> It looks slightly better overall (mean, stddev), but I'm annoyed by that
> low iteration count.

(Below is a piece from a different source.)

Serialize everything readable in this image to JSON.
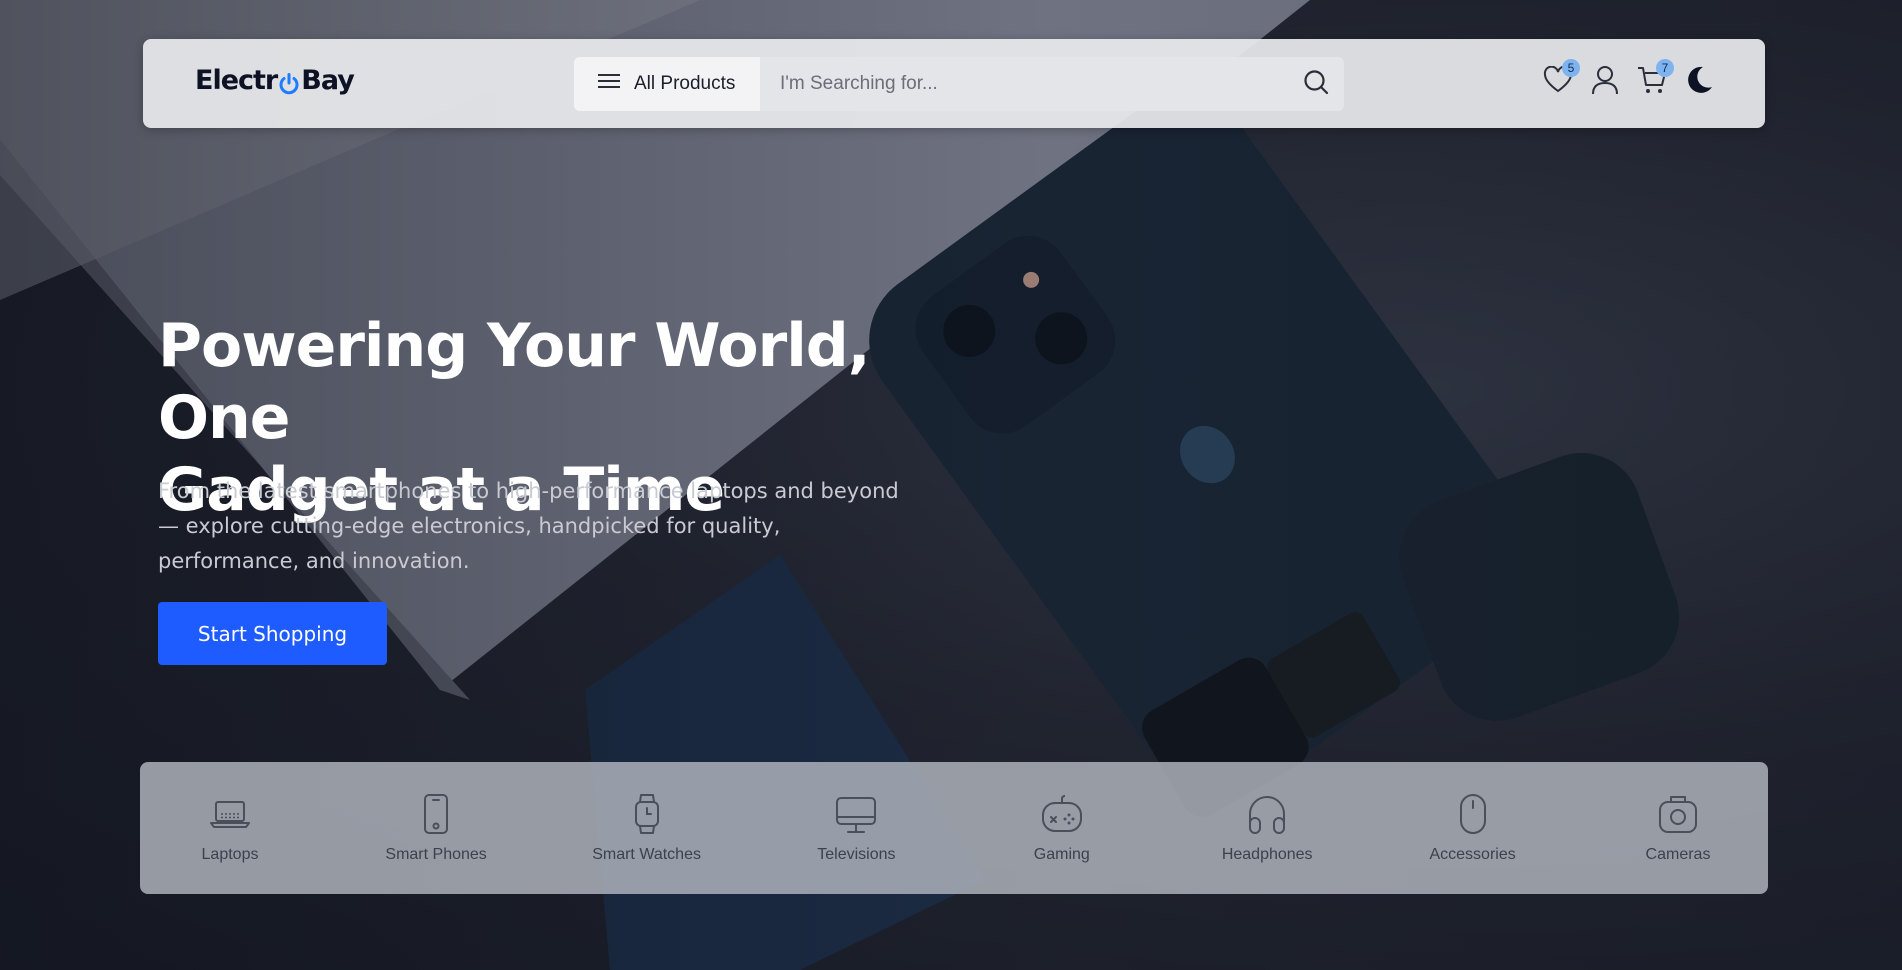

I also had some issues with my SMTON run and I only
> got numbers for 2 iterations, so I'll respin that before complaining.
> 
> FWIW the branch I've been using is:
> 
>   http://www.linux-arm.org/git?p=linux-vs.git;a=shortlog;h=refs/heads/mainline/load-balance/vincent_rework/tip
> 

Forgot about that; I got some more results in the meantime, still specjbb
and still ThunderX2):

| kernel          | count |         mean |        std |     min |     50% |      75% |      99% |     max |
|-----------------+-------+--------------+------------+---------+---------+----------+----------+---------|
| -REWORK SMT-ON  |    15 | 19961.133333 | 613.406515 | 19058.0 | 20006.0 | 20427.50 | 20903.42 | 20924.0 |
| +REWORK SMT-ON  |    12 | 19265.666667 | 563.959917 | 18380.0 | 19133.5 | 19699.25 | 20024.90 | 20026.0 |
| -REWORK SMT-OFF |    25 | 12397.000000 | 425.763628 | 11016.0 | 12377.0 | 12623.00 | 13137.20 | 13154.0 |
| +REWORK SMT-OFF |    20 | 12436.700000 | 414.130554 | 11313.0 | 12505.0 | 12687.00 | 12981.44 | 12986.0 |

SMT-ON  delta: -3.48%
SMT-OFF delta: +0.32%


This is consistent with some earlier runs (where I had a few issues
getting enough iterations): SMT-OFF performs a tad better, and SMT-ON
performs slightly worse.

Looking at the 99th percentile, it seems we're a bit worse compared to
the previous best cases, but looking at the slightly reduced stddev it also
seems that we are somewhat more consistent.